--- Supplied records ---
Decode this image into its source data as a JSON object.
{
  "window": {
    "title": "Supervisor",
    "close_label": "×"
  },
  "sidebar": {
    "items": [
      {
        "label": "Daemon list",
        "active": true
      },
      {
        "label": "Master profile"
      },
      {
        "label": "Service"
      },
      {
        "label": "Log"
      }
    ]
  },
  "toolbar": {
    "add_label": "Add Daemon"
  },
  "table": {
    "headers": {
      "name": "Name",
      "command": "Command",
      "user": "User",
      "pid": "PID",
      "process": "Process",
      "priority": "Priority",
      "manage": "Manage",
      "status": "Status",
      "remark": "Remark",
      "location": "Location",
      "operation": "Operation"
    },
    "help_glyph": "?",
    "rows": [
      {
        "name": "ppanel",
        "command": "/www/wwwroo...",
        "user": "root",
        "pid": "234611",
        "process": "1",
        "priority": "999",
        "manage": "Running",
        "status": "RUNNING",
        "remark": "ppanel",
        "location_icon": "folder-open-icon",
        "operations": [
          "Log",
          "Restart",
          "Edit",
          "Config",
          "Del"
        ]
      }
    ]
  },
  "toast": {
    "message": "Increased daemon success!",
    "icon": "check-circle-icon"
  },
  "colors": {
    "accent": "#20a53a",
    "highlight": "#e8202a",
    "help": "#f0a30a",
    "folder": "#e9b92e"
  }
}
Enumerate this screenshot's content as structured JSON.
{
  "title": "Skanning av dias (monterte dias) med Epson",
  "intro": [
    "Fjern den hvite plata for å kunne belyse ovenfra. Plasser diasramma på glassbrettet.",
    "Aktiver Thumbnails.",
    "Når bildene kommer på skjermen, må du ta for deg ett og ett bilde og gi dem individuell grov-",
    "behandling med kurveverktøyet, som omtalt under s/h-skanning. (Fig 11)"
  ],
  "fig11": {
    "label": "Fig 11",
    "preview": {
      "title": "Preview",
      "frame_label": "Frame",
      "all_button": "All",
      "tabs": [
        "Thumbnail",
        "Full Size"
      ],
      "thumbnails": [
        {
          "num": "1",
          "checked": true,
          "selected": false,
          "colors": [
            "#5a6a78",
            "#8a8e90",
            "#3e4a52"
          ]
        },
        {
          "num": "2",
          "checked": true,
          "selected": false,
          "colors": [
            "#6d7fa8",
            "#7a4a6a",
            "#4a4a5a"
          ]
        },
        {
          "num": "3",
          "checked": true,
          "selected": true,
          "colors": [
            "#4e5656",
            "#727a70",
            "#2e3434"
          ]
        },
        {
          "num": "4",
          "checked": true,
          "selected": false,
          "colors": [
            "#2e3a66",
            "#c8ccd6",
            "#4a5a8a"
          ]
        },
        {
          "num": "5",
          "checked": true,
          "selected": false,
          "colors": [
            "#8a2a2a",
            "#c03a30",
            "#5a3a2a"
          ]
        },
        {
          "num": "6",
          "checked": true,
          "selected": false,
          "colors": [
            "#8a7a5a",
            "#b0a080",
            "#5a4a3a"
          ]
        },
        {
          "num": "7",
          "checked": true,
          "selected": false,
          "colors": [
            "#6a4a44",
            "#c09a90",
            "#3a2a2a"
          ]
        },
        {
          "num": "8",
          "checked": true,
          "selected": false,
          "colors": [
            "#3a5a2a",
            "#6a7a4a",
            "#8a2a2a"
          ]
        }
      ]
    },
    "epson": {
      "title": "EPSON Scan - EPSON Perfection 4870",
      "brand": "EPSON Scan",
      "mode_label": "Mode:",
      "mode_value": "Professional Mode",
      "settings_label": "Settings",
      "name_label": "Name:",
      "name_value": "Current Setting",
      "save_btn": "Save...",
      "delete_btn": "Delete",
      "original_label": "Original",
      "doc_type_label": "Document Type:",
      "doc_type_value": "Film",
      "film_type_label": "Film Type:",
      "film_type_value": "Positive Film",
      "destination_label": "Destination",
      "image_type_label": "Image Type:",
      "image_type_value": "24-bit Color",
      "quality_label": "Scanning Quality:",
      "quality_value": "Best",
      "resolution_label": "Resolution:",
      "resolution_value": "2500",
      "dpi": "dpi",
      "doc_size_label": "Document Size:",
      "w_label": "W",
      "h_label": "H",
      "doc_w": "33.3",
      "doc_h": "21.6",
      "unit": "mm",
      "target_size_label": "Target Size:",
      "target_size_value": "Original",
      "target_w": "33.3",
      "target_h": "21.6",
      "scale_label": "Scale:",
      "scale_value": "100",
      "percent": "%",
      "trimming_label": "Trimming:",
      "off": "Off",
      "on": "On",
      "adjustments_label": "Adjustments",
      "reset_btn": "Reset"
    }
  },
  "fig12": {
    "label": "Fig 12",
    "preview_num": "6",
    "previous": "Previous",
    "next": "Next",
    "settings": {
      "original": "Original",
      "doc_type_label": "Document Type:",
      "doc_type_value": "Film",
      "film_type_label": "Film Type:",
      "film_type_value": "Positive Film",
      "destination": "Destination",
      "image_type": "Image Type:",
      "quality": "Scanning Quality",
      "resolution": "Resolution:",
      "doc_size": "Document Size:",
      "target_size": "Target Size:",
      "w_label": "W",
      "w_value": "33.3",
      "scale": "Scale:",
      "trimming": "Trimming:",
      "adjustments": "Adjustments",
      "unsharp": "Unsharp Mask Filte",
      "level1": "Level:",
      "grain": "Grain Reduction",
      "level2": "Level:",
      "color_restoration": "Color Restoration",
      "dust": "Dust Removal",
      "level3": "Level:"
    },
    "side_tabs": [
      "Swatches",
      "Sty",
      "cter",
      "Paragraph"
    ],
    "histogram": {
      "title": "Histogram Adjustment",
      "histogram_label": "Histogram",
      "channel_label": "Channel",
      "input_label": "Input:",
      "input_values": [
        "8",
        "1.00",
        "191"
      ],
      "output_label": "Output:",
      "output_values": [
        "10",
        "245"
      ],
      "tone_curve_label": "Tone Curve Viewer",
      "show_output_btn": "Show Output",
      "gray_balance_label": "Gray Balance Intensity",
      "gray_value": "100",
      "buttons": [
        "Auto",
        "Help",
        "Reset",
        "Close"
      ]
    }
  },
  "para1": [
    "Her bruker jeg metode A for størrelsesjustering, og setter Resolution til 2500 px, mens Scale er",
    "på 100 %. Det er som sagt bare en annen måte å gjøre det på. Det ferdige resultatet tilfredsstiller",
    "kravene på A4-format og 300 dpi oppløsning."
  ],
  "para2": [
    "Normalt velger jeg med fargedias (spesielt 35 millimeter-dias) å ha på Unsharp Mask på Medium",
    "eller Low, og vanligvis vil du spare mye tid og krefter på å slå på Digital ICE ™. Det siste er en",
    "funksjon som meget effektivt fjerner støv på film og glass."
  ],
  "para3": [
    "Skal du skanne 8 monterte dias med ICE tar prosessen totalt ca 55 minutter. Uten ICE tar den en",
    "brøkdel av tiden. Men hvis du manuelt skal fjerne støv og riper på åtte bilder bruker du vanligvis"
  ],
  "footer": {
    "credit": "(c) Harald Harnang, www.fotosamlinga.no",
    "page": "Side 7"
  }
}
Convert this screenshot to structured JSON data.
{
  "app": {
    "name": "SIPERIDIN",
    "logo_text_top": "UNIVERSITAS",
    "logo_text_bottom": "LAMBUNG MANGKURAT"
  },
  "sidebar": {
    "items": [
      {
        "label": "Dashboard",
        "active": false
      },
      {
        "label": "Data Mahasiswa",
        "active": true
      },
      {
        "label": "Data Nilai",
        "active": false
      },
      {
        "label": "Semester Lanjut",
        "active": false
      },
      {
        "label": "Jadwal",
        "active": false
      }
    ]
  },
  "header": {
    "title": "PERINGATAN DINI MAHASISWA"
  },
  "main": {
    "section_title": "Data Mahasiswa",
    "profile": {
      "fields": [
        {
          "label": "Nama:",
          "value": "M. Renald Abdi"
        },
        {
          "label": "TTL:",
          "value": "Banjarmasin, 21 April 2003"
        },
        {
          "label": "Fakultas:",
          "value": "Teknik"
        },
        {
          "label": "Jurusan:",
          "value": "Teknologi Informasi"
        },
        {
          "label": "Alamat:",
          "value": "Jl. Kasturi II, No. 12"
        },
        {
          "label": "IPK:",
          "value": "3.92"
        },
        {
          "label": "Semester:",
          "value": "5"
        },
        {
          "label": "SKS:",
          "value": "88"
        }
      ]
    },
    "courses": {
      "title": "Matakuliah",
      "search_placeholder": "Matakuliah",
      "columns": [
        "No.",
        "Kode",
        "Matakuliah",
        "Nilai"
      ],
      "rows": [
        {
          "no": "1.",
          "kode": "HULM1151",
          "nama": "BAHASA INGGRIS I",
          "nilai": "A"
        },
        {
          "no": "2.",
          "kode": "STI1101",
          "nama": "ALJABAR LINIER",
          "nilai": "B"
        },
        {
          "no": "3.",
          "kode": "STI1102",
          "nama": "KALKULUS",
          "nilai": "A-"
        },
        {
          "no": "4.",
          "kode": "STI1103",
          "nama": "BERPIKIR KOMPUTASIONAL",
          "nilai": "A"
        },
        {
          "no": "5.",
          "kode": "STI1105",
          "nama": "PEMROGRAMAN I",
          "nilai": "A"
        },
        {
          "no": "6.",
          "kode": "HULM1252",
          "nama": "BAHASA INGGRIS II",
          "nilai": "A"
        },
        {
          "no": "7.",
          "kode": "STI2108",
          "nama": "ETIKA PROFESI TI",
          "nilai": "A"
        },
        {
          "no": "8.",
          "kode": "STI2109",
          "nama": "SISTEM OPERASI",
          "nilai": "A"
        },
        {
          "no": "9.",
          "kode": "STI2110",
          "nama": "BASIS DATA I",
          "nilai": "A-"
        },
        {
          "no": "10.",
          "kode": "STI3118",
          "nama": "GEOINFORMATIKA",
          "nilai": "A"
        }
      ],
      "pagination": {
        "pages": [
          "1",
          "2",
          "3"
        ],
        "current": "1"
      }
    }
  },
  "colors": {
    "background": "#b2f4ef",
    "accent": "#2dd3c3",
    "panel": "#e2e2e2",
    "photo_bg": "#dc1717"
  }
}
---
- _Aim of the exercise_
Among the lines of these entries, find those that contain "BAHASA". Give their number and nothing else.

- _Expected output_
2